Only the pictures are to be dropped; return all other data below exactly.
### Extracted data ###
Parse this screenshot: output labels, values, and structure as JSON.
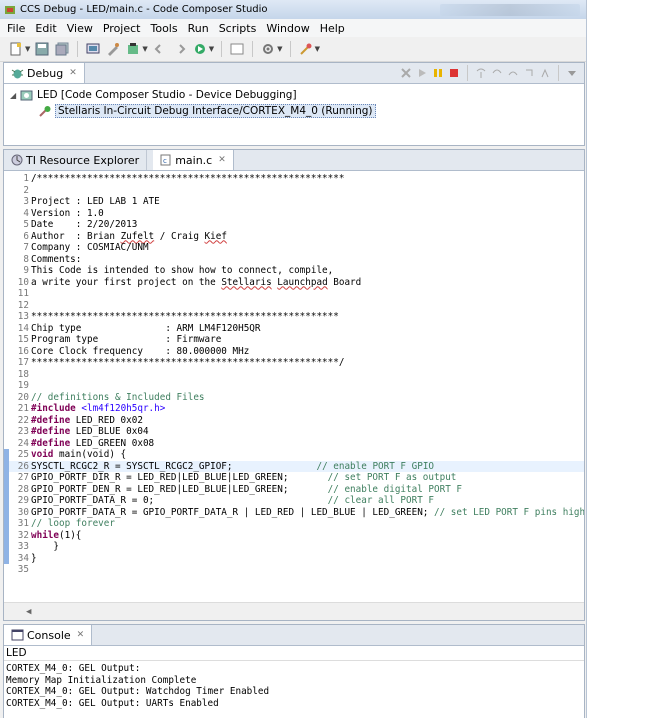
{
  "window": {
    "title": "CCS Debug - LED/main.c - Code Composer Studio"
  },
  "menu": [
    "File",
    "Edit",
    "View",
    "Project",
    "Tools",
    "Run",
    "Scripts",
    "Window",
    "Help"
  ],
  "debug_view": {
    "tab_label": "Debug",
    "tree": [
      {
        "label": "LED [Code Composer Studio - Device Debugging]"
      },
      {
        "label": "Stellaris In-Circuit Debug Interface/CORTEX_M4_0 (Running)"
      }
    ]
  },
  "editor": {
    "tabs": [
      {
        "label": "TI Resource Explorer"
      },
      {
        "label": "main.c"
      }
    ],
    "lines": [
      {
        "n": "1",
        "t": "/*******************************************************"
      },
      {
        "n": "2",
        "t": ""
      },
      {
        "n": "3",
        "t": "Project : LED LAB 1 ATE"
      },
      {
        "n": "4",
        "t": "Version : 1.0"
      },
      {
        "n": "5",
        "t": "Date    : 2/20/2013"
      },
      {
        "n": "6",
        "t": "Author  : Brian Zufelt / Craig Kief"
      },
      {
        "n": "7",
        "t": "Company : COSMIAC/UNM"
      },
      {
        "n": "8",
        "t": "Comments:"
      },
      {
        "n": "9",
        "t": "This Code is intended to show how to connect, compile,"
      },
      {
        "n": "10",
        "t": "a write your first project on the Stellaris Launchpad Board"
      },
      {
        "n": "11",
        "t": ""
      },
      {
        "n": "12",
        "t": ""
      },
      {
        "n": "13",
        "t": "*******************************************************"
      },
      {
        "n": "14",
        "t": "Chip type               : ARM LM4F120H5QR"
      },
      {
        "n": "15",
        "t": "Program type            : Firmware"
      },
      {
        "n": "16",
        "t": "Core Clock frequency    : 80.000000 MHz"
      },
      {
        "n": "17",
        "t": "*******************************************************/"
      },
      {
        "n": "18",
        "t": ""
      },
      {
        "n": "19",
        "t": ""
      },
      {
        "n": "20",
        "t": "// definitions & Included Files"
      },
      {
        "n": "21",
        "t": "#include <lm4f120h5qr.h>"
      },
      {
        "n": "22",
        "t": "#define LED_RED 0x02"
      },
      {
        "n": "23",
        "t": "#define LED_BLUE 0x04"
      },
      {
        "n": "24",
        "t": "#define LED_GREEN 0x08"
      },
      {
        "n": "25",
        "t": "void main(void) {"
      },
      {
        "n": "26",
        "t": "SYSCTL_RCGC2_R = SYSCTL_RCGC2_GPIOF;               // enable PORT F GPIO"
      },
      {
        "n": "27",
        "t": "GPIO_PORTF_DIR_R = LED_RED|LED_BLUE|LED_GREEN;       // set PORT F as output"
      },
      {
        "n": "28",
        "t": "GPIO_PORTF_DEN_R = LED_RED|LED_BLUE|LED_GREEN;       // enable digital PORT F"
      },
      {
        "n": "29",
        "t": "GPIO_PORTF_DATA_R = 0;                               // clear all PORT F"
      },
      {
        "n": "30",
        "t": "GPIO_PORTF_DATA_R = GPIO_PORTF_DATA_R | LED_RED | LED_BLUE | LED_GREEN; // set LED PORT F pins high"
      },
      {
        "n": "31",
        "t": "// loop forever"
      },
      {
        "n": "32",
        "t": "while(1){"
      },
      {
        "n": "33",
        "t": "    }"
      },
      {
        "n": "34",
        "t": "}"
      },
      {
        "n": "35",
        "t": ""
      }
    ]
  },
  "console": {
    "tab_label": "Console",
    "name": "LED",
    "lines": [
      "CORTEX_M4_0: GEL Output:",
      "Memory Map Initialization Complete",
      "CORTEX_M4_0: GEL Output: Watchdog Timer Enabled",
      "CORTEX_M4_0: GEL Output: UARTs Enabled"
    ]
  },
  "colors": {
    "accent": "#8fb3e5",
    "comment": "#3f7f5f",
    "keyword": "#7f0055"
  }
}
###
[Answer to the exercise]
Parse this screenshot: output labels, values, and structure as JSON.
{
  "window": {
    "title": "CCS Debug - LED/main.c - Code Composer Studio"
  },
  "menu": [
    "File",
    "Edit",
    "View",
    "Project",
    "Tools",
    "Run",
    "Scripts",
    "Window",
    "Help"
  ],
  "debug_view": {
    "tab_label": "Debug",
    "tree": [
      {
        "label": "LED [Code Composer Studio - Device Debugging]"
      },
      {
        "label": "Stellaris In-Circuit Debug Interface/CORTEX_M4_0 (Running)"
      }
    ]
  },
  "editor": {
    "tabs": [
      {
        "label": "TI Resource Explorer"
      },
      {
        "label": "main.c"
      }
    ],
    "lines": [
      {
        "n": "1",
        "t": "/*******************************************************"
      },
      {
        "n": "2",
        "t": ""
      },
      {
        "n": "3",
        "t": "Project : LED LAB 1 ATE"
      },
      {
        "n": "4",
        "t": "Version : 1.0"
      },
      {
        "n": "5",
        "t": "Date    : 2/20/2013"
      },
      {
        "n": "6",
        "t": "Author  : Brian Zufelt / Craig Kief"
      },
      {
        "n": "7",
        "t": "Company : COSMIAC/UNM"
      },
      {
        "n": "8",
        "t": "Comments:"
      },
      {
        "n": "9",
        "t": "This Code is intended to show how to connect, compile,"
      },
      {
        "n": "10",
        "t": "a write your first project on the Stellaris Launchpad Board"
      },
      {
        "n": "11",
        "t": ""
      },
      {
        "n": "12",
        "t": ""
      },
      {
        "n": "13",
        "t": "*******************************************************"
      },
      {
        "n": "14",
        "t": "Chip type               : ARM LM4F120H5QR"
      },
      {
        "n": "15",
        "t": "Program type            : Firmware"
      },
      {
        "n": "16",
        "t": "Core Clock frequency    : 80.000000 MHz"
      },
      {
        "n": "17",
        "t": "*******************************************************/"
      },
      {
        "n": "18",
        "t": ""
      },
      {
        "n": "19",
        "t": ""
      },
      {
        "n": "20",
        "t": "// definitions & Included Files"
      },
      {
        "n": "21",
        "t": "#include <lm4f120h5qr.h>"
      },
      {
        "n": "22",
        "t": "#define LED_RED 0x02"
      },
      {
        "n": "23",
        "t": "#define LED_BLUE 0x04"
      },
      {
        "n": "24",
        "t": "#define LED_GREEN 0x08"
      },
      {
        "n": "25",
        "t": "void main(void) {"
      },
      {
        "n": "26",
        "t": "SYSCTL_RCGC2_R = SYSCTL_RCGC2_GPIOF;               // enable PORT F GPIO"
      },
      {
        "n": "27",
        "t": "GPIO_PORTF_DIR_R = LED_RED|LED_BLUE|LED_GREEN;       // set PORT F as output"
      },
      {
        "n": "28",
        "t": "GPIO_PORTF_DEN_R = LED_RED|LED_BLUE|LED_GREEN;       // enable digital PORT F"
      },
      {
        "n": "29",
        "t": "GPIO_PORTF_DATA_R = 0;                               // clear all PORT F"
      },
      {
        "n": "30",
        "t": "GPIO_PORTF_DATA_R = GPIO_PORTF_DATA_R | LED_RED | LED_BLUE | LED_GREEN; // set LED PORT F pins high"
      },
      {
        "n": "31",
        "t": "// loop forever"
      },
      {
        "n": "32",
        "t": "while(1){"
      },
      {
        "n": "33",
        "t": "    }"
      },
      {
        "n": "34",
        "t": "}"
      },
      {
        "n": "35",
        "t": ""
      }
    ]
  },
  "console": {
    "tab_label": "Console",
    "name": "LED",
    "lines": [
      "CORTEX_M4_0: GEL Output:",
      "Memory Map Initialization Complete",
      "CORTEX_M4_0: GEL Output: Watchdog Timer Enabled",
      "CORTEX_M4_0: GEL Output: UARTs Enabled"
    ]
  },
  "colors": {
    "accent": "#8fb3e5",
    "comment": "#3f7f5f",
    "keyword": "#7f0055"
  }
}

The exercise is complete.